Risk management, trade and the environment are at top of mind for the Manitoba Beef Producers as provincial and federal elections loom.
The organization released its election wish list in a news release on August 7, which encompassed both federal and provincial elections.
“It is important that there is a policy and regulatory environment in which the industry can thrive,” said MBP president Tom Teichroeb in the release.
MBP policy priorities include:
- Equitable, effective business risk management;
- Sound water management strategies;
- Recognition for the sector’s work to steward the environment;
- Exploration of new trade avenues and maximization of current agreements;
- Strategies to tackle labour shortages; and
- Investments in beef and forage research and innovation.
In an interview with the Manitoba Co-operator, Teichroeb explained that MBP is looking for fair treatment across the commodities, not just for beef producers. He gave the example of recent cash advances offered to canola producers after China closed its doors to the oilseed earlier this year. The same opportunity was not afforded to struggling beef producers.
Teichroeb said that big-picture water management strategies are needed to tackle both wet and dry years. He pointed to producers in southern Manitoba whose wells are running dry because of tile drainage.
He said governments need to think in terms of larger watershed management.
“Who is draining the water and why is it being drained?” he said.
On grassland management, Teichroeb said governments should recognize the work the beef sector does toward soil stewardship, water management and carbon sequestration.
He said ranchers understand how important it is to maintain a functioning ecosystem but need policy that gives them opportunities to deliver.
“It’s everyone’s responsibility,” said Teichroeb.
He added that to maximize opportunities in agriculture, all sectors need adequate, qualified labour.
He encouraged members of the Manitoba Beef Producers to engage candidates.
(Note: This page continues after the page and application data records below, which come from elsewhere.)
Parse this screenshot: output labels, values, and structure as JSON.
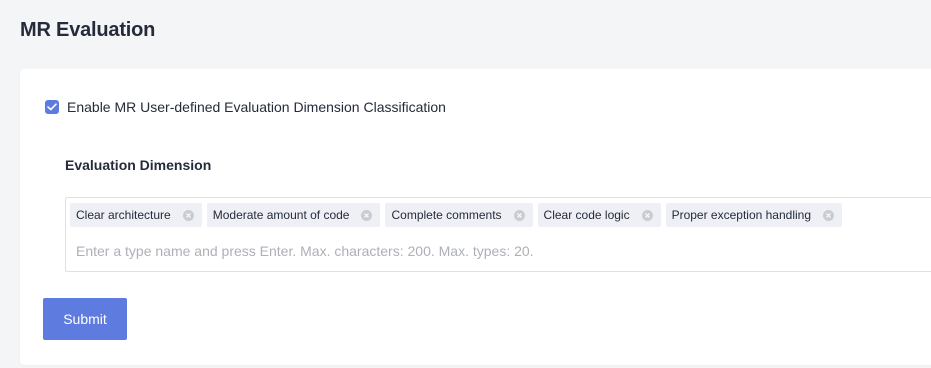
{
  "page": {
    "title": "MR Evaluation"
  },
  "settings": {
    "enable_checkbox": {
      "checked": true,
      "label": "Enable MR User-defined Evaluation Dimension Classification"
    },
    "dimension_label": "Evaluation Dimension",
    "tags": [
      "Clear architecture",
      "Moderate amount of code",
      "Complete comments",
      "Clear code logic",
      "Proper exception handling"
    ],
    "tag_input_placeholder": "Enter a type name and press Enter. Max. characters: 200. Max. types: 20.",
    "submit_label": "Submit"
  },
  "colors": {
    "accent": "#5e7ce0",
    "tag_bg": "#eef0f5",
    "page_bg": "#f4f5f7"
  }
}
“It is important our voices are heard by the people who could be shaping policies and programs affecting agriculture for years to come,” Teichroeb said in the release.